That the stand-in whistler had an unexpected change of heart was rendered even more remarkable, as until that point he'd seemingly adhered to his Cheshire roots by cutting the home side plenty slack - notably when Wayne Rooney kicked out at Fabricio Coloccini as he and the ball went to ground just outside our penalty area.

Colo - playing only after extensive treatment for a back spasm problem - was content to settle the matter with a handshake, but Hatem Ben Arfa then sprinted across to pitch to confront Rooney, getting a yellow card for his reaction before Jonas Gutierrez dragged him away from further trouble.

At eleven against eleven with 26 minutes to play, leaving here with a point still looked like more of an aspiration than an expectation (although the introduction of Sammy Ameobi did lead to some idle dreams of a sensational winner - in reality he spent much of the time getting in the way of Ba as both players worked the same channel....) 

However to then play out 12 minutes plus stoppages following the dismissal of Gutierrez for a second booking after a second rash tackle looked far less likely, despite our enviable work rate and evident desire not to be beaten.

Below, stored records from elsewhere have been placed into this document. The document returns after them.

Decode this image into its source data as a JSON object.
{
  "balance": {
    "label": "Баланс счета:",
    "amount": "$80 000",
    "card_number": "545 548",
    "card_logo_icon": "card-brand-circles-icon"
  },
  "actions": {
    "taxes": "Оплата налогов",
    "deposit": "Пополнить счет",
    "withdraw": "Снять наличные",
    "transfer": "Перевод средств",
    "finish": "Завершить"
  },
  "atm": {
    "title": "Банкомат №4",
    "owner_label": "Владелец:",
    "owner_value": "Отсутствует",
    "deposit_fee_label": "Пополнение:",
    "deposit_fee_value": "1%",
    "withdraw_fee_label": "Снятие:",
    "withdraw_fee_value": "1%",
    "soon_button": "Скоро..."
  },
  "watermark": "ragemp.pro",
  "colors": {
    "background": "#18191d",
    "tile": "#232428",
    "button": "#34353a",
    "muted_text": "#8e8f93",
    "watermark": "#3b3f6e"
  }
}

Some superb saves from Tim Krul and last ditch blocks from Steven Taylor, Danny Simpson and a goal post somehow kept out the Red Devils though, before Hernandez was correctly flagged for a marginal offside in Fergie time. Despite the contributions across the field though, the cement of the team was once again Coloccini and talk that he might miss out today through injury just didn't bear thinking about.

The scenes at the end could hardly have been bettered had that elusive victory here finally arrived, both supporters and players rightly delighted and the coaching staff not wasting an opportunity to join in the on-field celebrations - and who can blame them?   

The plaudits went to Krul for a string of noteworthy stops and perhaps tellingly, praise was forthcoming from the home manager. As we've referenced before, it doesn't take a genius to make a transfer story out of our Dutch keeper's talent, his admiration for Fergie advisor Edwin van der Sar and the variable form of David De Gea. Time will tell.

Of course though this point was all a fluke, we were gifted a goal and deserved to get nothing from the game. Long may we remain the invisible team - sneeringly dismissed by all and sundry, but with 50,000 punters eagerly awaiting the next chapter of this unfolding story on Saturday. 


Page last updated 01 February, 2013